## WHAT YOU WILL DO
Since only the text is wanted, print every entry below exactly and omit the images.

[[ RECORDS SUPPLIED, beginning ]]

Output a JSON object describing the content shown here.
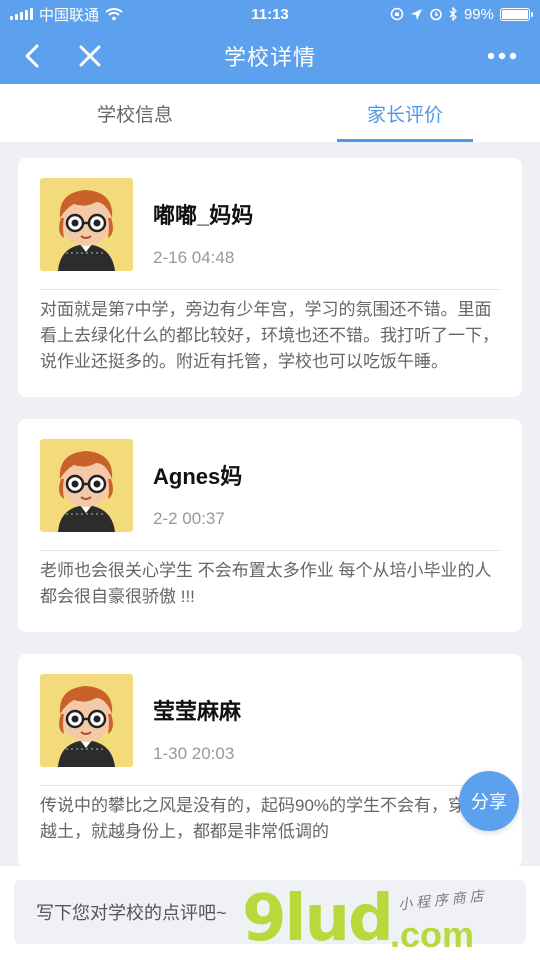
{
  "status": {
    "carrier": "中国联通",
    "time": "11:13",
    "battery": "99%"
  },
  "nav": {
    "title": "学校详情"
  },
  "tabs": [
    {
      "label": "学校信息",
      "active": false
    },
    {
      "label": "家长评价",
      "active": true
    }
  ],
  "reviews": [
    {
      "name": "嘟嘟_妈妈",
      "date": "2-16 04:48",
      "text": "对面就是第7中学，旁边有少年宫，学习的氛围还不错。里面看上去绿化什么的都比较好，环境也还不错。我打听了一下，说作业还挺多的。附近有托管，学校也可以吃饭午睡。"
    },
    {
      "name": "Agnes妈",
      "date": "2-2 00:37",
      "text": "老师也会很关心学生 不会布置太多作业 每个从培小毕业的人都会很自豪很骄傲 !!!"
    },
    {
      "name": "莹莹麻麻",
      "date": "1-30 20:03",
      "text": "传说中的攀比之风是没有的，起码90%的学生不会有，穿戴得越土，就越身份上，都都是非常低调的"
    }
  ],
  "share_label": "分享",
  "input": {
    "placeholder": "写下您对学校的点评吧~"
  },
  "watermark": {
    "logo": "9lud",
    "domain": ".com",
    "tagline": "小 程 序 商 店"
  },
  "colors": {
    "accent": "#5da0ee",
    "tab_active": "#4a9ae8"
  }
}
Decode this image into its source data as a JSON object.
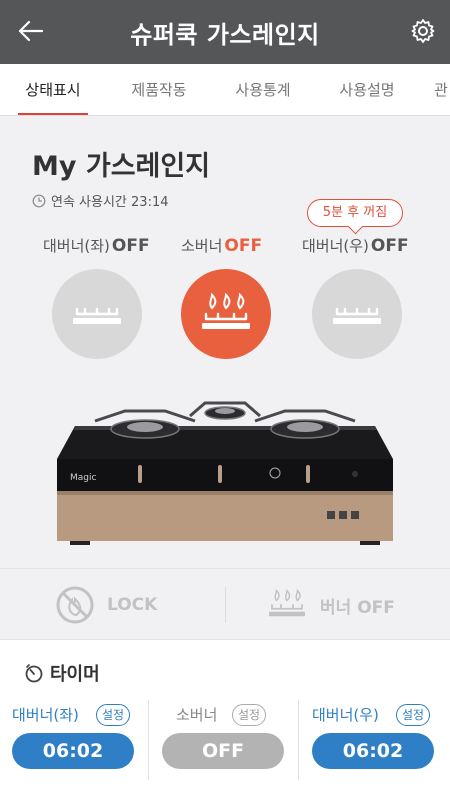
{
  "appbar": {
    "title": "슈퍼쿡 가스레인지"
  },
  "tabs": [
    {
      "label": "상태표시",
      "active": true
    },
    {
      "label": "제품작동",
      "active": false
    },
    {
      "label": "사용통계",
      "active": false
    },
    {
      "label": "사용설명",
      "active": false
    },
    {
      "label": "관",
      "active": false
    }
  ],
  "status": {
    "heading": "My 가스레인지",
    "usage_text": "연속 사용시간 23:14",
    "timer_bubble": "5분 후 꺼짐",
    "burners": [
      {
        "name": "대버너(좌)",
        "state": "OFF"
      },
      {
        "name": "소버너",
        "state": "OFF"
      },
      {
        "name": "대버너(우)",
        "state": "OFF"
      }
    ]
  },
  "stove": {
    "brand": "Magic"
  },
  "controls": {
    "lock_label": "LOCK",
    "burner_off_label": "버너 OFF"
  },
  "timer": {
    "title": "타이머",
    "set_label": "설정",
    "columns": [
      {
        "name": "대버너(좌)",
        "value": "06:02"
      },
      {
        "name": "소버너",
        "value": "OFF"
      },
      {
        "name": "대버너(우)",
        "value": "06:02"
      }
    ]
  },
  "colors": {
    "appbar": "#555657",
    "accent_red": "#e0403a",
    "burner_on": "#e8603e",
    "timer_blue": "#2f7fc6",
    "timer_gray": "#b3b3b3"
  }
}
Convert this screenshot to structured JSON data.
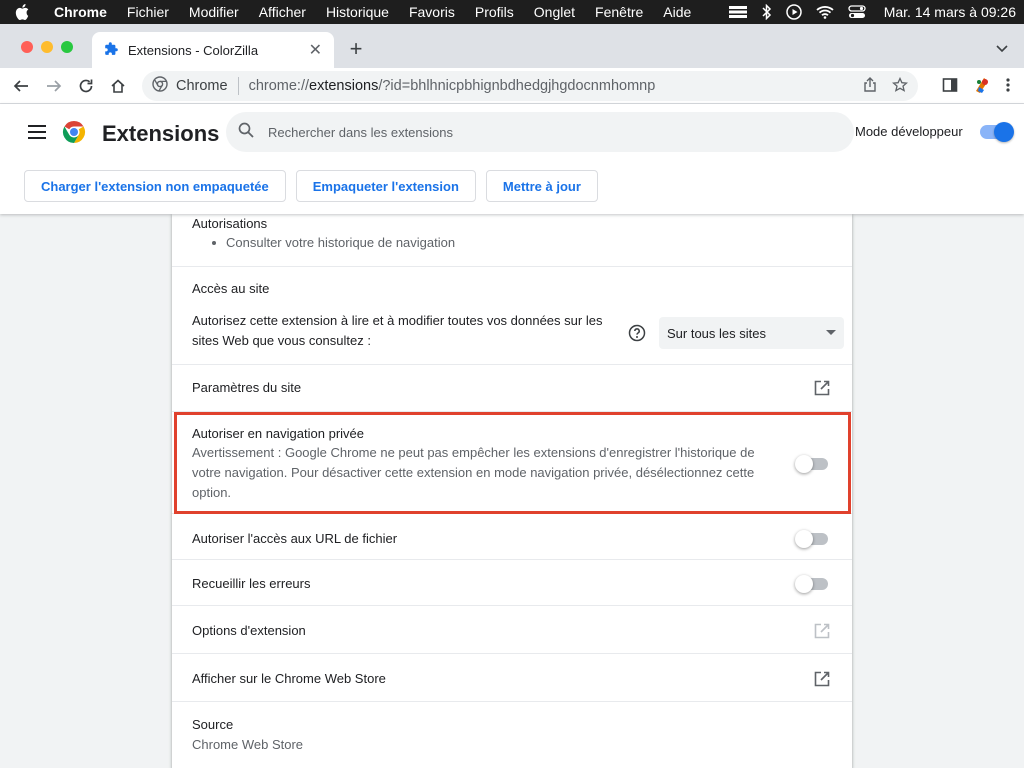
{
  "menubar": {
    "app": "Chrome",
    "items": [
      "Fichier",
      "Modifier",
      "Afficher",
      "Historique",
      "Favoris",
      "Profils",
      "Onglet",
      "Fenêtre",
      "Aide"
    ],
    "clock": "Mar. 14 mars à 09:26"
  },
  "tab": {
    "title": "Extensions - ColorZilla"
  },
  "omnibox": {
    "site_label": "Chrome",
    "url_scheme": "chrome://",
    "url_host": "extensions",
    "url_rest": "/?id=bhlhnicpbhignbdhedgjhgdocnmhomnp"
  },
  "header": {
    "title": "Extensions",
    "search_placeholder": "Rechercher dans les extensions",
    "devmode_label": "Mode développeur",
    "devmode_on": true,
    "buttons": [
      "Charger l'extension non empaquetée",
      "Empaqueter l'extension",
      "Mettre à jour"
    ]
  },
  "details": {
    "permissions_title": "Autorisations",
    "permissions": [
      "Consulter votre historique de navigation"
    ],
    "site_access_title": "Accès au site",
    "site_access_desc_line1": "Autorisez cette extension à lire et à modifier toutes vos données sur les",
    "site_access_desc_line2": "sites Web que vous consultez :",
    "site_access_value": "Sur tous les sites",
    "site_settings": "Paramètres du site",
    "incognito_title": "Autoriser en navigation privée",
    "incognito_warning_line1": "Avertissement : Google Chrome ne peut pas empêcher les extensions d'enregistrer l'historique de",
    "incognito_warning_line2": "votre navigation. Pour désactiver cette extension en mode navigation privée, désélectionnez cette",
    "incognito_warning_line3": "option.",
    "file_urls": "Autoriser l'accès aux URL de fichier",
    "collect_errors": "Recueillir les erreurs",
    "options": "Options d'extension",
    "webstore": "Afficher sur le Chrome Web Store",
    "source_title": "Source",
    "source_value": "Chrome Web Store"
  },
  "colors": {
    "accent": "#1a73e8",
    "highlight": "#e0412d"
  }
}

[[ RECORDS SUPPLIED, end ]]

## REPLY TO THE EXERCISE
Output a JSON object describing the content shown here.
{
  "status": {
    "carrier": "中国联通",
    "time": "11:13",
    "battery": "99%"
  },
  "nav": {
    "title": "学校详情"
  },
  "tabs": [
    {
      "label": "学校信息",
      "active": false
    },
    {
      "label": "家长评价",
      "active": true
    }
  ],
  "reviews": [
    {
      "name": "嘟嘟_妈妈",
      "date": "2-16 04:48",
      "text": "对面就是第7中学，旁边有少年宫，学习的氛围还不错。里面看上去绿化什么的都比较好，环境也还不错。我打听了一下，说作业还挺多的。附近有托管，学校也可以吃饭午睡。"
    },
    {
      "name": "Agnes妈",
      "date": "2-2 00:37",
      "text": "老师也会很关心学生 不会布置太多作业 每个从培小毕业的人都会很自豪很骄傲 !!!"
    },
    {
      "name": "莹莹麻麻",
      "date": "1-30 20:03",
      "text": "传说中的攀比之风是没有的，起码90%的学生不会有，穿戴得越土，就越身份上，都都是非常低调的"
    }
  ],
  "share_label": "分享",
  "input": {
    "placeholder": "写下您对学校的点评吧~"
  },
  "watermark": {
    "logo": "9lud",
    "domain": ".com",
    "tagline": "小 程 序 商 店"
  },
  "colors": {
    "accent": "#5da0ee",
    "tab_active": "#4a9ae8"
  }
}
Decode this image into its source data as a JSON object.
{
  "appbar": {
    "title": "슈퍼쿡 가스레인지"
  },
  "tabs": [
    {
      "label": "상태표시",
      "active": true
    },
    {
      "label": "제품작동",
      "active": false
    },
    {
      "label": "사용통계",
      "active": false
    },
    {
      "label": "사용설명",
      "active": false
    },
    {
      "label": "관",
      "active": false
    }
  ],
  "status": {
    "heading": "My 가스레인지",
    "usage_text": "연속 사용시간 23:14",
    "timer_bubble": "5분 후 꺼짐",
    "burners": [
      {
        "name": "대버너(좌)",
        "state": "OFF"
      },
      {
        "name": "소버너",
        "state": "OFF"
      },
      {
        "name": "대버너(우)",
        "state": "OFF"
      }
    ]
  },
  "stove": {
    "brand": "Magic"
  },
  "controls": {
    "lock_label": "LOCK",
    "burner_off_label": "버너 OFF"
  },
  "timer": {
    "title": "타이머",
    "set_label": "설정",
    "columns": [
      {
        "name": "대버너(좌)",
        "value": "06:02"
      },
      {
        "name": "소버너",
        "value": "OFF"
      },
      {
        "name": "대버너(우)",
        "value": "06:02"
      }
    ]
  },
  "colors": {
    "appbar": "#555657",
    "accent_red": "#e0403a",
    "burner_on": "#e8603e",
    "timer_blue": "#2f7fc6",
    "timer_gray": "#b3b3b3"
  }
}
Convert this screenshot to structured JSON data.
{
  "menubar": {
    "app": "Chrome",
    "items": [
      "Fichier",
      "Modifier",
      "Afficher",
      "Historique",
      "Favoris",
      "Profils",
      "Onglet",
      "Fenêtre",
      "Aide"
    ],
    "clock": "Mar. 14 mars à 09:26"
  },
  "tab": {
    "title": "Extensions - ColorZilla"
  },
  "omnibox": {
    "site_label": "Chrome",
    "url_scheme": "chrome://",
    "url_host": "extensions",
    "url_rest": "/?id=bhlhnicpbhignbdhedgjhgdocnmhomnp"
  },
  "header": {
    "title": "Extensions",
    "search_placeholder": "Rechercher dans les extensions",
    "devmode_label": "Mode développeur",
    "devmode_on": true,
    "buttons": [
      "Charger l'extension non empaquetée",
      "Empaqueter l'extension",
      "Mettre à jour"
    ]
  },
  "details": {
    "permissions_title": "Autorisations",
    "permissions": [
      "Consulter votre historique de navigation"
    ],
    "site_access_title": "Accès au site",
    "site_access_desc_line1": "Autorisez cette extension à lire et à modifier toutes vos données sur les",
    "site_access_desc_line2": "sites Web que vous consultez :",
    "site_access_value": "Sur tous les sites",
    "site_settings": "Paramètres du site",
    "incognito_title": "Autoriser en navigation privée",
    "incognito_warning_line1": "Avertissement : Google Chrome ne peut pas empêcher les extensions d'enregistrer l'historique de",
    "incognito_warning_line2": "votre navigation. Pour désactiver cette extension en mode navigation privée, désélectionnez cette",
    "incognito_warning_line3": "option.",
    "file_urls": "Autoriser l'accès aux URL de fichier",
    "collect_errors": "Recueillir les erreurs",
    "options": "Options d'extension",
    "webstore": "Afficher sur le Chrome Web Store",
    "source_title": "Source",
    "source_value": "Chrome Web Store"
  },
  "colors": {
    "accent": "#1a73e8",
    "highlight": "#e0412d"
  }
}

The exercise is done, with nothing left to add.